The next event is tomorrow (Thursday, January 9, 7 p.m., Westport Library Forum; networking begins at 6:30 p.m.).

Panelists include Bill Taibe, executive chef and owner of The Whelk, Kawa Ni and Jesup Hall; JoyRide’s CEO and co-owner Becky Cerroni and co-founder and chief brand officer Amy Hochhauser, and Maria Pooya, founder and CEO of Greenwich Medical Spa.

All are local residents. All own multiple-location businesses. All are very different. But their focus on community, generosity and success crosses all boundaries.

Last year’s topic — “Jumping Off” — explored the moment the women decided to start their own businesses.
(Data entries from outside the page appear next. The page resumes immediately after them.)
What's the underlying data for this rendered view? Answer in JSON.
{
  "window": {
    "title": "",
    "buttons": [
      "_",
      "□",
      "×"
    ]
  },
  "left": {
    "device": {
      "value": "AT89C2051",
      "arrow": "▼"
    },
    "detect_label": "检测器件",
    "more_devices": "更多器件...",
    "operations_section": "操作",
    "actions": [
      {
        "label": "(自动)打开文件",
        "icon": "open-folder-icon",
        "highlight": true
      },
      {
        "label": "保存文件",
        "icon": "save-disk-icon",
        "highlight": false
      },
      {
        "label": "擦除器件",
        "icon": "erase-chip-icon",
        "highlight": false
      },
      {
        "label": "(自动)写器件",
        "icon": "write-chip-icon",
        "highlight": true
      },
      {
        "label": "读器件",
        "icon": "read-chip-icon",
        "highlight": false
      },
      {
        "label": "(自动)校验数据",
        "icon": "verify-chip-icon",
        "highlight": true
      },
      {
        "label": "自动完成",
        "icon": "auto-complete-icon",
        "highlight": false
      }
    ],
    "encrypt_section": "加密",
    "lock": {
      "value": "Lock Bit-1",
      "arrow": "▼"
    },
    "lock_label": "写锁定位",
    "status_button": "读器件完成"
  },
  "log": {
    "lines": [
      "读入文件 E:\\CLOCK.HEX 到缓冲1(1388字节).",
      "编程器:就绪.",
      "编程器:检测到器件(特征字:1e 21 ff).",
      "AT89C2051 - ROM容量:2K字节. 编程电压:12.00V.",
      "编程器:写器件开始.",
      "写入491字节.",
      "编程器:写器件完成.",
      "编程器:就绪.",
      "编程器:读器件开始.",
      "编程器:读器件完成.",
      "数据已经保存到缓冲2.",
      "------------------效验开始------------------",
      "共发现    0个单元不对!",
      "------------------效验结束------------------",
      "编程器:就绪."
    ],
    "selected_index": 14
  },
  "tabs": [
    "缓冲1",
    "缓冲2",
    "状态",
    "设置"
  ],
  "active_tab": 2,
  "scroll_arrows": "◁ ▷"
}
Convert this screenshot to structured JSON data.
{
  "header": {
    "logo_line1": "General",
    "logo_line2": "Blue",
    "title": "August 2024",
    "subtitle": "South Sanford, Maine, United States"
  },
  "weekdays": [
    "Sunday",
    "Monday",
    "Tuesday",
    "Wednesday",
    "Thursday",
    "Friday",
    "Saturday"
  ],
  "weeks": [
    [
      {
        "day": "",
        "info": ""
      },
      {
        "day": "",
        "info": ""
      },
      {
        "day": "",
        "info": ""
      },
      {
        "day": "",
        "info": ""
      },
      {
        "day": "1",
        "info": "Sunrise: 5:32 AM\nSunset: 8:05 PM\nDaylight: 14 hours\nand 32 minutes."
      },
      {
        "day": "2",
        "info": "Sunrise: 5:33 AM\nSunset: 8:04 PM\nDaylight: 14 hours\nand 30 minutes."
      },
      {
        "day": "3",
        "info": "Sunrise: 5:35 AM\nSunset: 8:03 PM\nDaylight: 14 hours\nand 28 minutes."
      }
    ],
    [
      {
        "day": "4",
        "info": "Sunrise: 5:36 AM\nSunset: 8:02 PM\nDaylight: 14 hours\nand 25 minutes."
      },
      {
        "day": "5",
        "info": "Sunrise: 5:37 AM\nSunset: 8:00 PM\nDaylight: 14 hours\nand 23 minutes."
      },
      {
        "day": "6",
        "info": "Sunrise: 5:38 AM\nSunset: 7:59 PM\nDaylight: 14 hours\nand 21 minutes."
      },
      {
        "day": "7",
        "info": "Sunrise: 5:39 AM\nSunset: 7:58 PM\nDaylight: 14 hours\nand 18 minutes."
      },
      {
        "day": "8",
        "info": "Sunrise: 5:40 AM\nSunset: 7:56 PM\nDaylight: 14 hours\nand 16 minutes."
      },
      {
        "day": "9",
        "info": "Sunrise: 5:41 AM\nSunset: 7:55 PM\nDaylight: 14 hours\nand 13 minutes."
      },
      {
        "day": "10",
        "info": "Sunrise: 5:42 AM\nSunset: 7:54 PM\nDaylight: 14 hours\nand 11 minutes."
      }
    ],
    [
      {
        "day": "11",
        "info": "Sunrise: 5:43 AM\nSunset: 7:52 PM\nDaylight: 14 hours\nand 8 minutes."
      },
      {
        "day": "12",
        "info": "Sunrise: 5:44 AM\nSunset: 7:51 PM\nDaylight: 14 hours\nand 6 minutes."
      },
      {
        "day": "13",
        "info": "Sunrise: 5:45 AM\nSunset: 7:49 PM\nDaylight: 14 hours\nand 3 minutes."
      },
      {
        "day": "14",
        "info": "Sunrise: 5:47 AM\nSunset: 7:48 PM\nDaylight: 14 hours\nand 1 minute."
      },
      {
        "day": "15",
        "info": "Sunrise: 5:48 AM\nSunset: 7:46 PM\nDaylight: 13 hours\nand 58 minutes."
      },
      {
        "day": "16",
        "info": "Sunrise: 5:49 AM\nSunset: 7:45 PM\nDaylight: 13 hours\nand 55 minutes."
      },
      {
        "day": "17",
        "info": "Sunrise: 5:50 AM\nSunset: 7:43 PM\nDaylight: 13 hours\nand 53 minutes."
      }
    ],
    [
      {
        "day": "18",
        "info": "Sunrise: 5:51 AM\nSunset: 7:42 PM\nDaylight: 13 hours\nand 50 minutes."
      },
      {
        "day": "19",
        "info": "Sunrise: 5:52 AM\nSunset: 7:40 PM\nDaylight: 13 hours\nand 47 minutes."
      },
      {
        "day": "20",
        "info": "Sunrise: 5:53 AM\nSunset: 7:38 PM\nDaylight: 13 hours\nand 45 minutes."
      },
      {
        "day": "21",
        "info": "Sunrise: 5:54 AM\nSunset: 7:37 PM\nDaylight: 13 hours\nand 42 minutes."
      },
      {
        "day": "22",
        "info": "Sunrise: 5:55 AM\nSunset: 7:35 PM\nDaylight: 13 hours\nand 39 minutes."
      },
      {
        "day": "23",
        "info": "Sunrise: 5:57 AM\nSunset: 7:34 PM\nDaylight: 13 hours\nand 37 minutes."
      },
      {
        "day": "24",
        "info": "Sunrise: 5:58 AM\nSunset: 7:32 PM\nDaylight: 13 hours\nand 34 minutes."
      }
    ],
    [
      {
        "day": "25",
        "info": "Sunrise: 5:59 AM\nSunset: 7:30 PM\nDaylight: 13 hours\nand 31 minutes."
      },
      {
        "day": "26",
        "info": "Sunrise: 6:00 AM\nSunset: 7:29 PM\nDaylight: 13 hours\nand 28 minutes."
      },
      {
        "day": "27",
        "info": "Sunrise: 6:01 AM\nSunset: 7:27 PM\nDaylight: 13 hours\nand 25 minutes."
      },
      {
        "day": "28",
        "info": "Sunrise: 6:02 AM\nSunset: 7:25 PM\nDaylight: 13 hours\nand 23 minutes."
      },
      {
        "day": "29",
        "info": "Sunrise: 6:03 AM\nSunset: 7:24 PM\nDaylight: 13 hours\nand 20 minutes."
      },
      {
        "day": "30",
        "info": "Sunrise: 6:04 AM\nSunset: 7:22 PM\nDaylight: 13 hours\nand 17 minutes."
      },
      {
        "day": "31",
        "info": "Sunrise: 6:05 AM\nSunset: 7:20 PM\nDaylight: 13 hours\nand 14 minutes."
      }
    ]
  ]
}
This year it’s “Lessons Learned”: sharing advice on what to do — and not do.

Jen Tooker — Westport’s 2nd selectman, whose portfolio includes speaking with local business owners — will once again moderate. As she did last year, she will encourage panelists to tell their stories.

And suggest what our town can do better, to help local businesses.

Tooker says that feedback she’s heard falls in 3 general areas. One is that we have a successful and vibrant local business community. But owners want ways to meet, learn from, challenge, support and cross-promote each other.

Another is that among our many talented residents, many men and women are looking to start second, third, even fourth careers. How can we capitalize on this talent pool, and connect them with others who have already started businesses?

A third area is that Connecticut has a reputation of being anti-business. How can we turn this narrative around, and highlight our diverse, vibrant business community?

“I’m inspired by every local business owner I meet,” Tooker says. “I can’t wait to continue celebrating our business community. We’re partnering with the Westport Library on this, and are working together with the herculean efforts of the Westport Weston Chamber of Commerce and Downtown Merchants Association. Just as we want Westport to be a great place to live and raise a family, it can also be a great place to start and grow a business.”

“Westport Means Business” plans 3 panels this year, and monthly podcasts.

Thursday’s event is free, and open to all. Pre-registration is not mandatory, but click here for a link so that organizers can get a sense of numbers.

Another Westport Closing: This Time It’s Chef’s Table

For nearly 70 decades, Christie’s Country Store served the Cross Highway/Bayberry Lane neighborhood well.

It went through a couple of changes after Christie Masiello and her nephew Don Masiello sold the store — including, very briefly, a dry cleaner. But when John and Renee Hooper bought it in 2009, they quickly brought back the comfy, community gathering place vibe.

They ran it that way for nearly a decade — adding, among other things, burritos, prepared foods, Frosty Bear ice cream and a Sunday morning farmers’ market.

The building is a non-conforming use, in a residential neighborhood. Zoned as a retail food establishment, it can operate as a takeout deli, with limited seating indoors.

The Hoopers wanted to offer brunch in the winter by the fire, and on the porch in the summer, plus a limited dinner menu. But state regulations prohibit expanding the septic system — a prerequisite for the changes — so last December, after 9 years, the couple closed Christie’s.

The classic front porch.

The good news: Chef’s Table took over. Rich Herzfeld — who opened his first store under that name in 1995, at what is now Aux Delices on Church Lane, before moving to Fairfield — added Cross Highway to his menu.

He opened April 1 of last year. Today came the stunning news: He’s closing January 15.

Chef’s Table was here less than 10 months.

It’s a tough location. There’s not a lot of traffic — at least, not a lot that stops for premium sandwiches, soups and a salad bar.

As much as the neighborhood loves it, they don’t always support it. Students from nearby Bedford Middle School and Staples High love it too, but they’re not high-margin customers.

Middle schoolers hang out in 2015– near a menorah, moose and reindeer.

Rich says, “Very simply, the location didn’t work out for us. We appreciate the folks who have supported us. We hope to see them at our Fairfield location. Many of our crew will come back to Fairfield with me.”

Tim Purcell owns both the store and the adjacent auto repair business. He is already negotiating with a new tenant to replace Chef’s Table.

It’s a food service. Not a dry cleaner.